Give the number of lines in this listing that contain the word "JSON", and nothing else.

----- Records for the task -----

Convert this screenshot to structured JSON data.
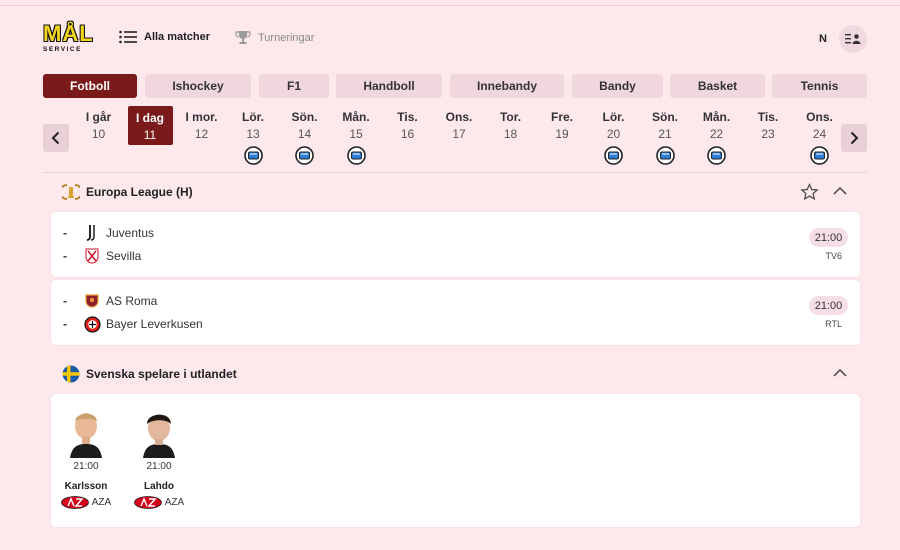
{
  "logo": {
    "main": "MÅL",
    "sub": "SERVICE"
  },
  "header": {
    "all_matches": "Alla matcher",
    "tournaments": "Turneringar",
    "lang": "N"
  },
  "sports": [
    "Fotboll",
    "Ishockey",
    "F1",
    "Handboll",
    "Innebandy",
    "Bandy",
    "Basket",
    "Tennis"
  ],
  "active_sport": "Fotboll",
  "dates": [
    {
      "day": "I går",
      "num": "10",
      "tv": false
    },
    {
      "day": "I dag",
      "num": "11",
      "tv": false,
      "active": true
    },
    {
      "day": "I mor.",
      "num": "12",
      "tv": false
    },
    {
      "day": "Lör.",
      "num": "13",
      "tv": true
    },
    {
      "day": "Sön.",
      "num": "14",
      "tv": true
    },
    {
      "day": "Mån.",
      "num": "15",
      "tv": true
    },
    {
      "day": "Tis.",
      "num": "16",
      "tv": false
    },
    {
      "day": "Ons.",
      "num": "17",
      "tv": false
    },
    {
      "day": "Tor.",
      "num": "18",
      "tv": false
    },
    {
      "day": "Fre.",
      "num": "19",
      "tv": false
    },
    {
      "day": "Lör.",
      "num": "20",
      "tv": true
    },
    {
      "day": "Sön.",
      "num": "21",
      "tv": true
    },
    {
      "day": "Mån.",
      "num": "22",
      "tv": true
    },
    {
      "day": "Tis.",
      "num": "23",
      "tv": false
    },
    {
      "day": "Ons.",
      "num": "24",
      "tv": true
    }
  ],
  "competition": {
    "name": "Europa League (H)",
    "matches": [
      {
        "home": "Juventus",
        "away": "Sevilla",
        "home_score": "-",
        "away_score": "-",
        "time": "21:00",
        "channel": "TV6"
      },
      {
        "home": "AS Roma",
        "away": "Bayer Leverkusen",
        "home_score": "-",
        "away_score": "-",
        "time": "21:00",
        "channel": "RTL"
      }
    ]
  },
  "swedes": {
    "title": "Svenska spelare i utlandet",
    "players": [
      {
        "name": "Karlsson",
        "time": "21:00",
        "club": "AZA"
      },
      {
        "name": "Lahdo",
        "time": "21:00",
        "club": "AZA"
      }
    ]
  },
  "colors": {
    "background": "#fde8ec",
    "accent": "#7a1a1a",
    "tab": "#f0d7dd",
    "card": "#ffffff"
  }
}
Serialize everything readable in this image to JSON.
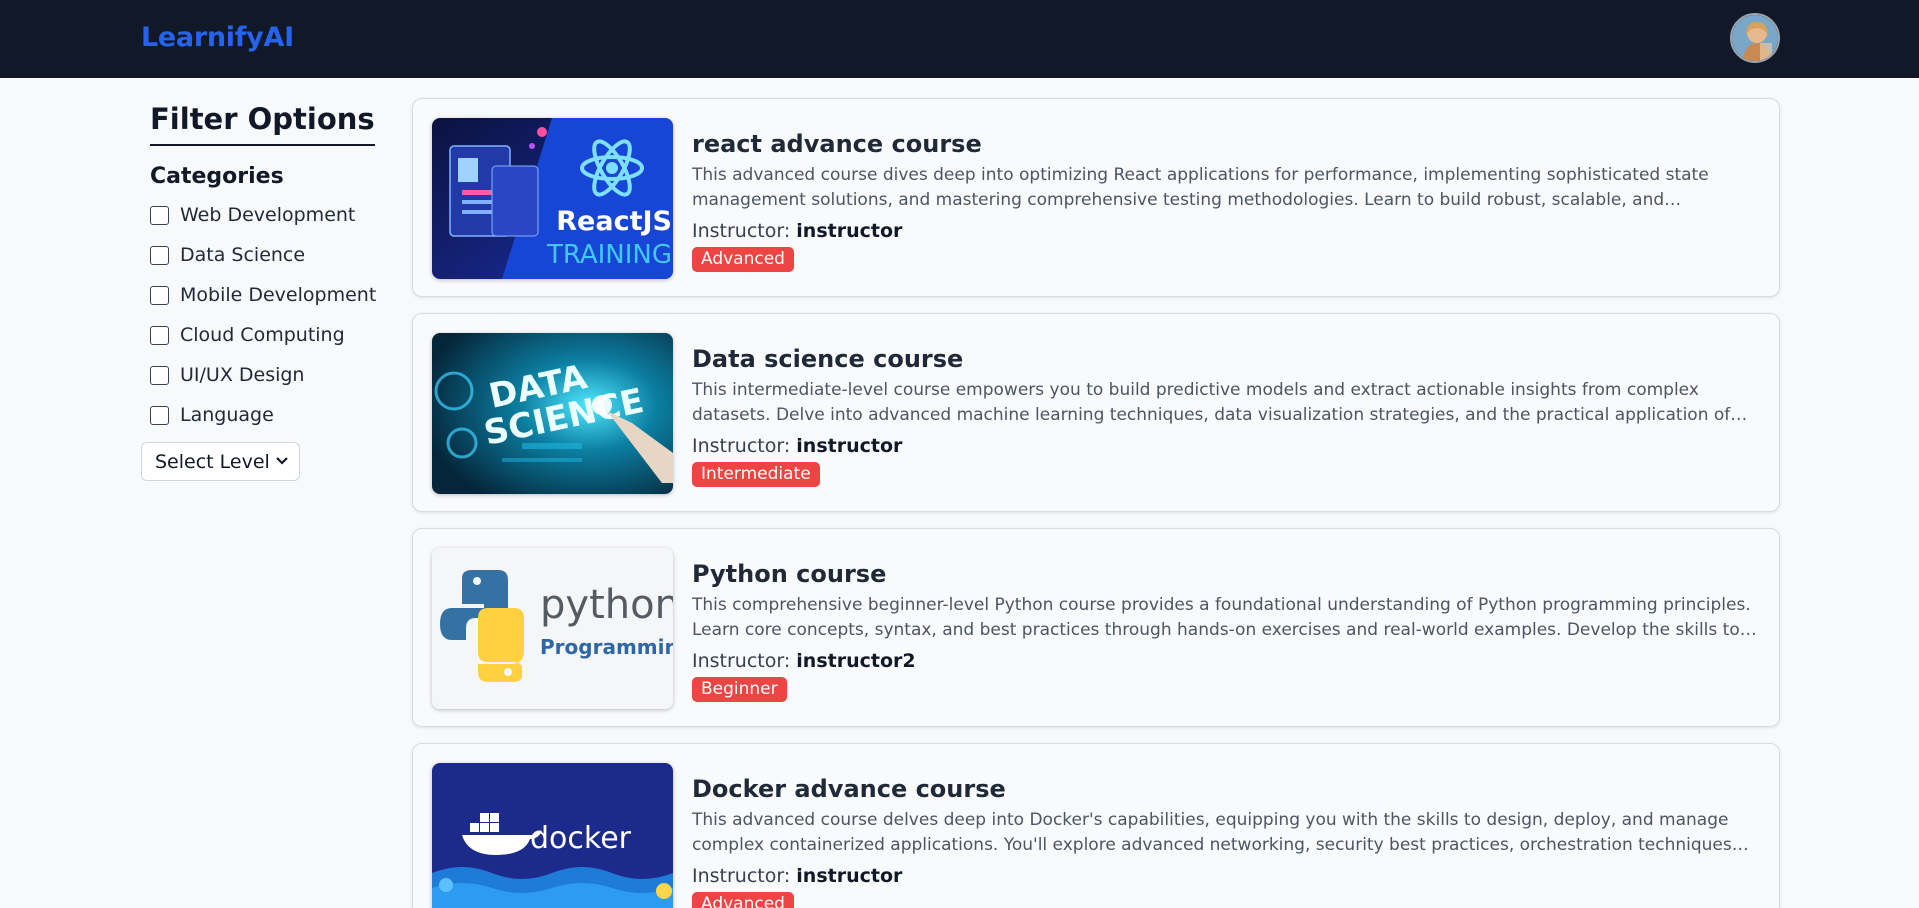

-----

▸ Reply: 2